430orbust said...

My random, rambling thoughts:

I get a *much* bigger sense of accomplishment when racing a tri than with a running race.

Tri's require so much more operational planning than running with all the gear and equipment and can be a lot of fun if you are into that sort of thing: getting everything to the start and executing transitions.

Definitely is an expensive habit.

If you are serious about it, buy a road bike. I don't recommend doing a tri on a mountain bike. People do, but it is much harder. Even if you decide not to tri, having a good road bike is useful for cross training and you live in a great location for bike rides.

Agreed that duathlons are a great segue to tris, and a great way to practice the transitions. I've done the NYTC one in Central Park several times and am registered already for the March Madness. Very informal event and very challenging.

I still can't swim but I don't let it stop me. I'm consistently almost last in my age group in every tri, but again, for me the sense of accomplishment trumps all else.

Time committment is a big deal, and it is really hard with a family and demanding job, I have personal experience there! But if you start with a sprint, the committment is not bad at all - just means less overall running. I recommend the Harriman State Park one by NYTC on June 10. Philly Tri was my first, but then run the sprint on Sat and Olympic on Sun.

Ann said...

I have to say go for it. The pros far outweigh the cons on this one. The fact that you do not get injured as much is key and completely true. Also, I disagree with not being able to make huge improvements in any one area. I made huge improvements on the bike last year, didn't get injured and had a blast to boot. That being said, the time spent is difficult. We struggle with that as we are both runners and triathletes and we have three small children and two demanding jobs.

btaylor72 said...

I agree with many of the posts, and especially Mitch. In regards to hurting your run, I think that's not true. 2011 training for me was all for tris and my running pace has improved by about 1 min/mile in that year. My specialty before tris would've been the bike, and I'm still improving there (over 20 mph avg at Boulder 70.3 all zone 2). And for sprint and OD tris, I don't think the time would be more than marathon training.

The hardest part to fit in may be swimming if a pool isn't convenient. But to me, it was worth the jump. I'm addicted to triathlons now and couldn't imagine just running every day, even though I love that part. Good luck with whatever you decide.

Unknown said...
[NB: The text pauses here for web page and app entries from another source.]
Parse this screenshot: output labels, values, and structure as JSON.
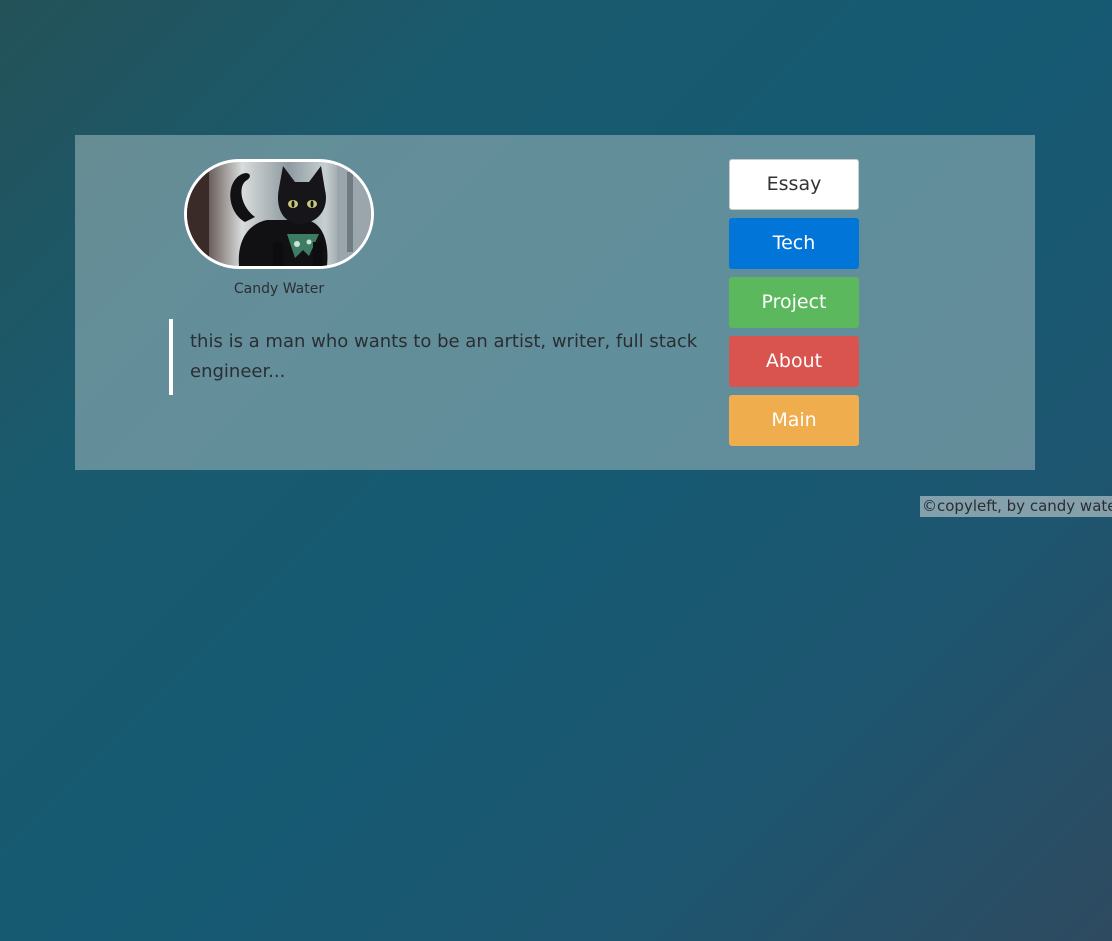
{
  "profile": {
    "avatar_icon": "black-cat-photo",
    "name": "Candy Water"
  },
  "quote": {
    "text": "this is a man who wants to be an artist, writer, full stack engineer..."
  },
  "nav": {
    "buttons": [
      {
        "label": "Essay",
        "color": "#ffffff"
      },
      {
        "label": "Tech",
        "color": "#0275d8"
      },
      {
        "label": "Project",
        "color": "#5cb85c"
      },
      {
        "label": "About",
        "color": "#d9534f"
      },
      {
        "label": "Main",
        "color": "#f0ad4e"
      }
    ]
  },
  "footer": {
    "text": "©copyleft, by candy water"
  }
}
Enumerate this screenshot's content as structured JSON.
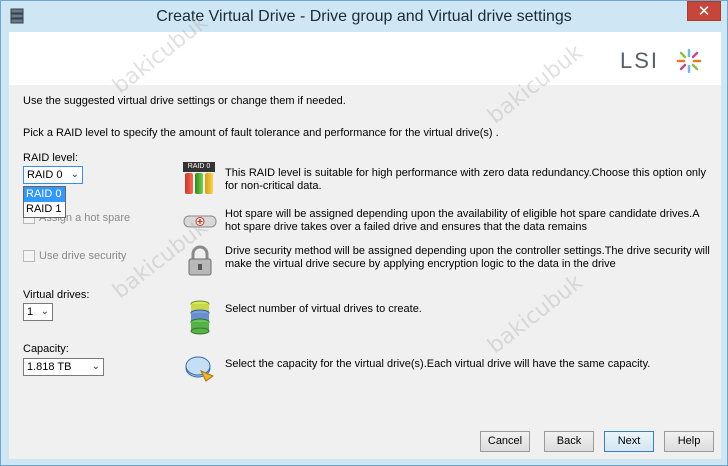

I am injured. I was a fat ass. Then a runner. Then a triathlete and runner. I am now an injured sort of fat ass, but not as bad as before I started exercising again. When I return to form, there is no doubt I will do both. There are thousands upon thousands of us that do both. I was never as fast a runner as when I was training for my triathlons. Best of luck.